■ **Required work**: Find and copy each line of the records where the string "Transaction" shows up.

■ **Data section**:

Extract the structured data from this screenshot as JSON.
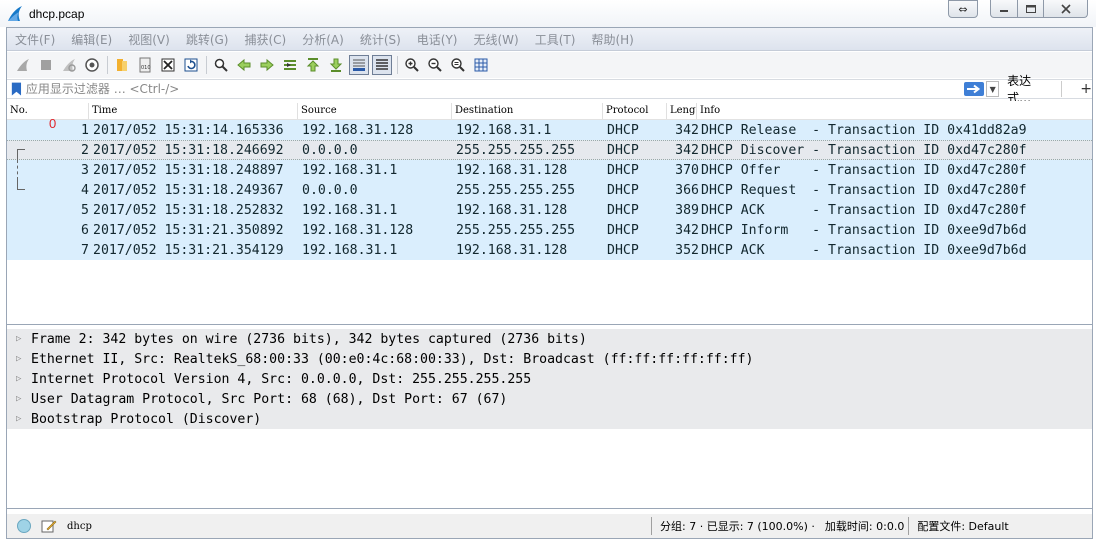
{
  "window": {
    "title": "dhcp.pcap"
  },
  "menu": [
    "文件(F)",
    "编辑(E)",
    "视图(V)",
    "跳转(G)",
    "捕获(C)",
    "分析(A)",
    "统计(S)",
    "电话(Y)",
    "无线(W)",
    "工具(T)",
    "帮助(H)"
  ],
  "toolbar": {
    "icons": [
      "shark-fin-start-icon",
      "stop-icon",
      "restart-icon",
      "options-gear-icon",
      "open-folder-icon",
      "save-file-icon",
      "close-file-icon",
      "reload-icon",
      "find-icon",
      "back-arrow-icon",
      "forward-arrow-icon",
      "goto-packet-icon",
      "first-packet-icon",
      "last-packet-icon",
      "autoscroll-icon",
      "colorize-icon",
      "zoom-in-icon",
      "zoom-out-icon",
      "zoom-normal-icon",
      "resize-columns-icon"
    ]
  },
  "filter": {
    "placeholder": "应用显示过滤器 … <Ctrl-/>",
    "expression_label": "表达式…",
    "add_label": "+"
  },
  "packet_list": {
    "columns": [
      "No.",
      "Time",
      "Source",
      "Destination",
      "Protocol",
      "Length",
      "Info"
    ],
    "marker": "0",
    "rows": [
      {
        "no": "1",
        "time": "2017/052 15:31:14.165336",
        "src": "192.168.31.128",
        "dst": "192.168.31.1",
        "proto": "DHCP",
        "len": "342",
        "info": "DHCP Release  - Transaction ID 0x41dd82a9"
      },
      {
        "no": "2",
        "time": "2017/052 15:31:18.246692",
        "src": "0.0.0.0",
        "dst": "255.255.255.255",
        "proto": "DHCP",
        "len": "342",
        "info": "DHCP Discover - Transaction ID 0xd47c280f"
      },
      {
        "no": "3",
        "time": "2017/052 15:31:18.248897",
        "src": "192.168.31.1",
        "dst": "192.168.31.128",
        "proto": "DHCP",
        "len": "370",
        "info": "DHCP Offer    - Transaction ID 0xd47c280f"
      },
      {
        "no": "4",
        "time": "2017/052 15:31:18.249367",
        "src": "0.0.0.0",
        "dst": "255.255.255.255",
        "proto": "DHCP",
        "len": "366",
        "info": "DHCP Request  - Transaction ID 0xd47c280f"
      },
      {
        "no": "5",
        "time": "2017/052 15:31:18.252832",
        "src": "192.168.31.1",
        "dst": "192.168.31.128",
        "proto": "DHCP",
        "len": "389",
        "info": "DHCP ACK      - Transaction ID 0xd47c280f"
      },
      {
        "no": "6",
        "time": "2017/052 15:31:21.350892",
        "src": "192.168.31.128",
        "dst": "255.255.255.255",
        "proto": "DHCP",
        "len": "342",
        "info": "DHCP Inform   - Transaction ID 0xee9d7b6d"
      },
      {
        "no": "7",
        "time": "2017/052 15:31:21.354129",
        "src": "192.168.31.1",
        "dst": "192.168.31.128",
        "proto": "DHCP",
        "len": "352",
        "info": "DHCP ACK      - Transaction ID 0xee9d7b6d"
      }
    ],
    "selected_row": 2
  },
  "details": [
    "Frame 2: 342 bytes on wire (2736 bits), 342 bytes captured (2736 bits)",
    "Ethernet II, Src: RealtekS_68:00:33 (00:e0:4c:68:00:33), Dst: Broadcast (ff:ff:ff:ff:ff:ff)",
    "Internet Protocol Version 4, Src: 0.0.0.0, Dst: 255.255.255.255",
    "User Datagram Protocol, Src Port: 68 (68), Dst Port: 67 (67)",
    "Bootstrap Protocol (Discover)"
  ],
  "status": {
    "file_label": "dhcp",
    "packets": "分组: 7 · 已显示: 7 (100.0%) ·",
    "load_time": "加载时间: 0:0.0",
    "profile": "配置文件: Default"
  },
  "colors": {
    "row_bg": "#daeefd",
    "selected_bg": "#e6e9ee",
    "apply_button": "#3f7fd6",
    "marker": "#e0242a"
  }
}
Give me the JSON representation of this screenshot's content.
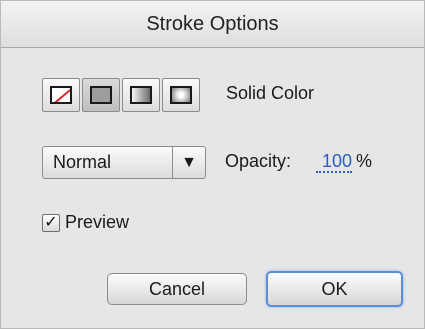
{
  "dialog": {
    "title": "Stroke Options"
  },
  "fill_types": {
    "items": [
      {
        "icon": "none-swatch-icon",
        "selected": false
      },
      {
        "icon": "solid-swatch-icon",
        "selected": true
      },
      {
        "icon": "linear-gradient-icon",
        "selected": false
      },
      {
        "icon": "radial-gradient-icon",
        "selected": false
      }
    ],
    "label": "Solid Color"
  },
  "blend_mode": {
    "value": "Normal",
    "arrow": "▼"
  },
  "opacity": {
    "label": "Opacity:",
    "value": "100",
    "unit": "%"
  },
  "preview": {
    "checked": true,
    "check_glyph": "✓",
    "label": "Preview"
  },
  "buttons": {
    "cancel": "Cancel",
    "ok": "OK"
  },
  "colors": {
    "accent": "#5a8ed6",
    "link": "#2b5cc4",
    "none_slash": "#d6262b"
  }
}
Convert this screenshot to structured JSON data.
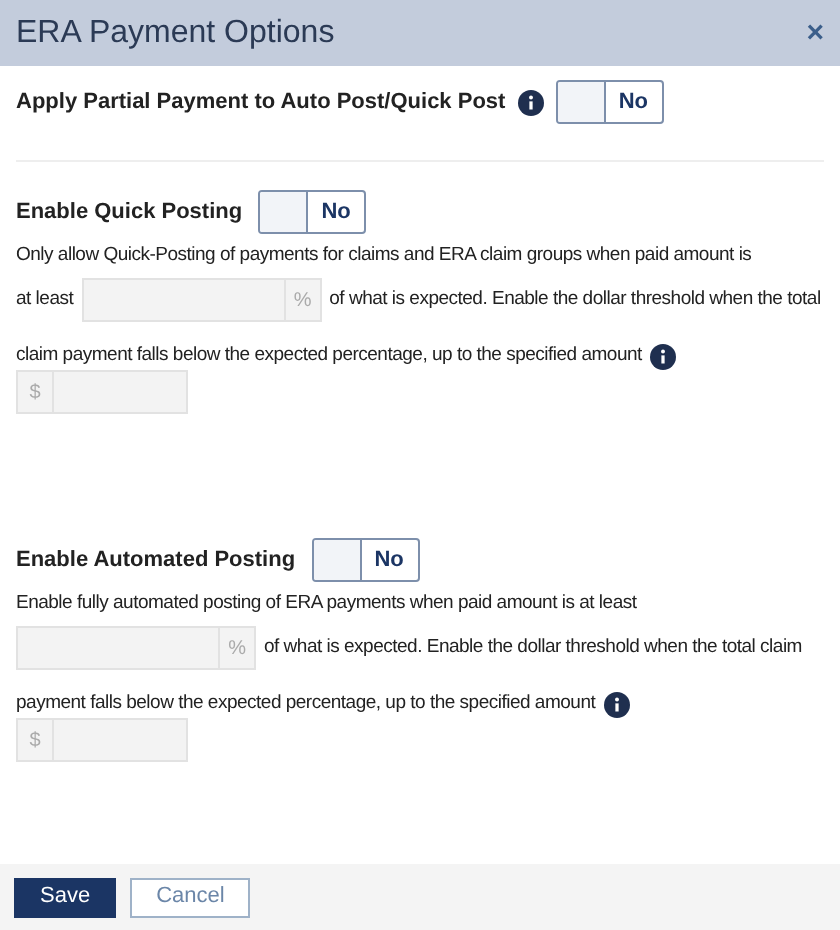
{
  "dialog": {
    "title": "ERA Payment Options",
    "close": "×"
  },
  "partial_payment": {
    "label": "Apply Partial Payment to Auto Post/Quick Post",
    "toggle": {
      "on": false,
      "label": "No"
    }
  },
  "sections": [
    {
      "label": "Enable Quick Posting",
      "toggle": {
        "on": false,
        "label": "No"
      },
      "line_1": "Only allow Quick-Posting of payments for claims and ERA claim groups when paid amount is",
      "line_2_before": "at least",
      "percent_field": {
        "suffix": "%",
        "disabled": true
      },
      "line_2_after": "of what is expected. Enable the dollar threshold when the total",
      "line_3": "claim payment falls below the expected percentage, up to the specified amount",
      "dollar_field": {
        "prefix": "$",
        "disabled": true
      }
    },
    {
      "label": "Enable Automated Posting",
      "toggle": {
        "on": false,
        "label": "No"
      },
      "line_1": "Enable fully automated posting of ERA payments when paid amount is at least",
      "percent_field": {
        "suffix": "%",
        "disabled": true
      },
      "line_2_after": "of what is expected. Enable the dollar threshold when the total claim",
      "line_3": "payment falls below the expected percentage, up to the specified amount",
      "dollar_field": {
        "prefix": "$",
        "disabled": true
      }
    }
  ],
  "footer": {
    "buttons": [
      {
        "label": "Save",
        "kind": "primary"
      },
      {
        "label": "Cancel",
        "kind": "secondary"
      }
    ]
  }
}
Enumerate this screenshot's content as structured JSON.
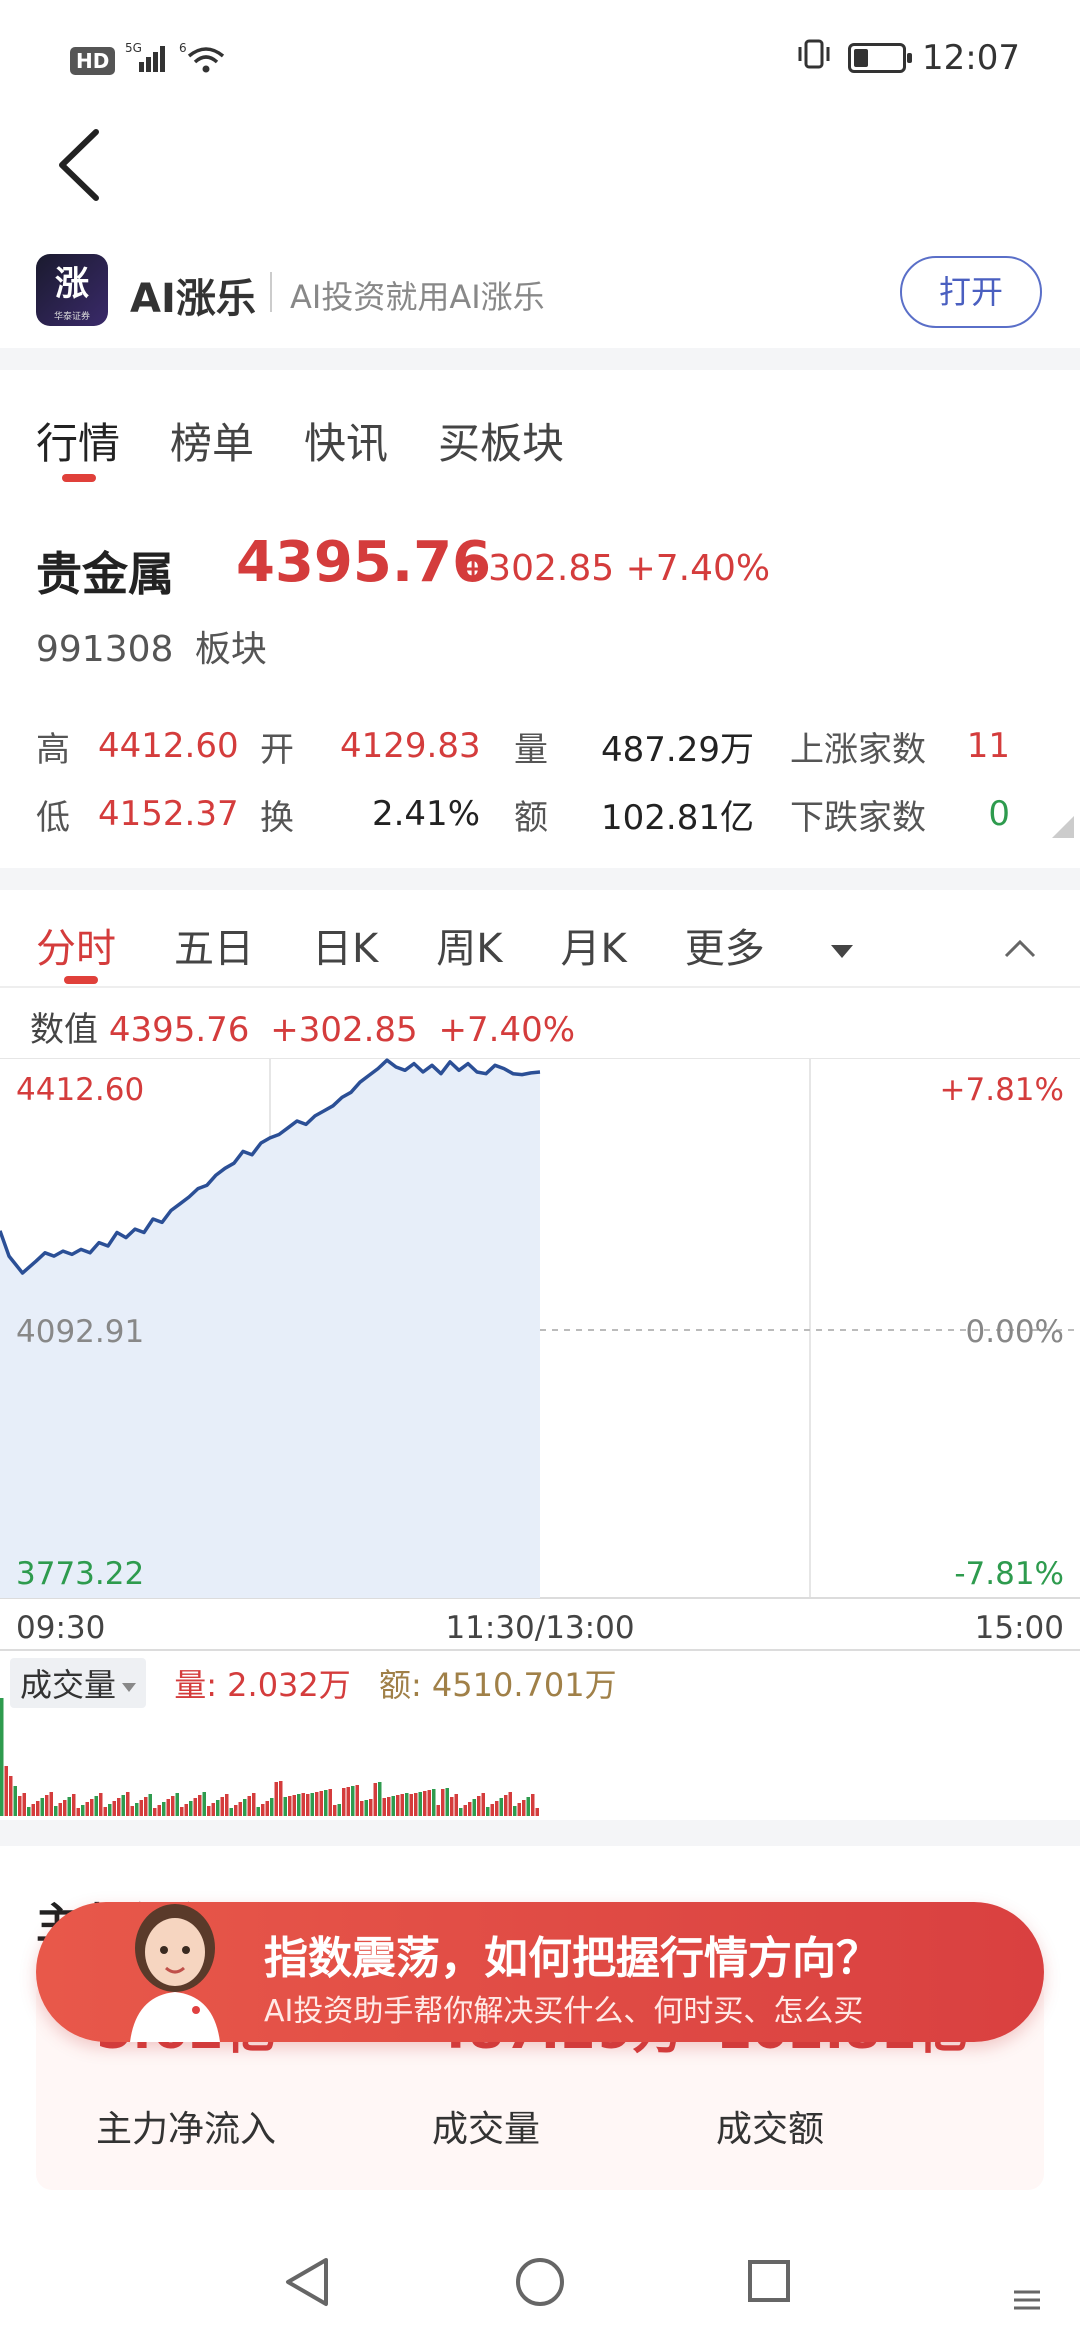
{
  "status_bar": {
    "hd": "HD",
    "signal": "5G",
    "wifi": "6",
    "time": "12:07"
  },
  "app_banner": {
    "logo_text": "涨",
    "logo_sub": "华泰证券",
    "name": "AI涨乐",
    "slogan": "AI投资就用AI涨乐",
    "open_label": "打开"
  },
  "tabs": [
    "行情",
    "榜单",
    "快讯",
    "买板块"
  ],
  "quote": {
    "name": "贵金属",
    "price": "4395.76",
    "change": "+302.85",
    "change_pct": "+7.40%",
    "code": "991308",
    "type": "板块"
  },
  "stats": {
    "high_label": "高",
    "high": "4412.60",
    "low_label": "低",
    "low": "4152.37",
    "open_label": "开",
    "open": "4129.83",
    "turnover_label": "换",
    "turnover": "2.41%",
    "volume_label": "量",
    "volume": "487.29万",
    "amount_label": "额",
    "amount": "102.81亿",
    "up_label": "上涨家数",
    "up_count": "11",
    "down_label": "下跌家数",
    "down_count": "0"
  },
  "chart_tabs": [
    "分时",
    "五日",
    "日K",
    "周K",
    "月K",
    "更多"
  ],
  "value_row": {
    "label": "数值",
    "price": "4395.76",
    "change": "+302.85",
    "pct": "+7.40%"
  },
  "chart_data": {
    "type": "line",
    "y_top": "4412.60",
    "y_mid": "4092.91",
    "y_bottom": "3773.22",
    "pct_top": "+7.81%",
    "pct_mid": "0.00%",
    "pct_bottom": "-7.81%",
    "x_labels": [
      "09:30",
      "11:30/13:00",
      "15:00"
    ],
    "ylim": [
      3773.22,
      4412.6
    ],
    "x_total": 240,
    "series": [
      {
        "x": [
          0,
          2,
          5,
          8,
          10,
          12,
          14,
          16,
          18,
          20,
          22,
          24,
          26,
          28,
          30,
          32,
          34,
          36,
          38,
          40,
          42,
          44,
          46,
          48,
          50,
          52,
          54,
          56,
          58,
          60,
          62,
          64,
          66,
          68,
          70,
          72,
          74,
          76,
          78,
          80,
          82,
          84,
          86,
          88,
          90,
          92,
          94,
          96,
          98,
          100,
          102,
          104,
          106,
          108,
          110,
          112,
          114,
          116,
          118,
          120
        ],
        "values": [
          4208,
          4178,
          4158,
          4172,
          4182,
          4178,
          4184,
          4180,
          4186,
          4182,
          4194,
          4190,
          4206,
          4200,
          4210,
          4206,
          4222,
          4218,
          4232,
          4240,
          4248,
          4258,
          4262,
          4274,
          4282,
          4288,
          4302,
          4298,
          4312,
          4318,
          4322,
          4330,
          4338,
          4334,
          4344,
          4350,
          4356,
          4366,
          4372,
          4384,
          4392,
          4400,
          4410,
          4402,
          4398,
          4406,
          4396,
          4404,
          4394,
          4408,
          4398,
          4406,
          4396,
          4394,
          4404,
          4400,
          4394,
          4393,
          4395,
          4396
        ]
      }
    ]
  },
  "volume": {
    "tab_label": "成交量",
    "vol_label": "量:",
    "vol_value": "2.032万",
    "amt_label": "额:",
    "amt_value": "4510.701万"
  },
  "flow": {
    "section_title": "主力净流",
    "values": [
      "5.62亿",
      "487.29万",
      "102.81亿"
    ],
    "labels": [
      "主力净流入",
      "成交量",
      "成交额"
    ]
  },
  "promo": {
    "title": "指数震荡，如何把握行情方向？",
    "subtitle": "AI投资助手帮你解决买什么、何时买、怎么买"
  },
  "colors": {
    "up": "#d43c3c",
    "down": "#2e9b4e",
    "line": "#2b4f96",
    "area": "#e7eef9"
  }
}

■ **Response box**:
        "info": "DHCP Release  - Transaction ID 0x41dd82a9"
        "info": "DHCP Discover - Transaction ID 0xd47c280f"
        "info": "DHCP Offer    - Transaction ID 0xd47c280f"
        "info": "DHCP Request  - Transaction ID 0xd47c280f"
        "info": "DHCP ACK      - Transaction ID 0xd47c280f"
        "info": "DHCP Inform   - Transaction ID 0xee9d7b6d"
        "info": "DHCP ACK      - Transaction ID 0xee9d7b6d"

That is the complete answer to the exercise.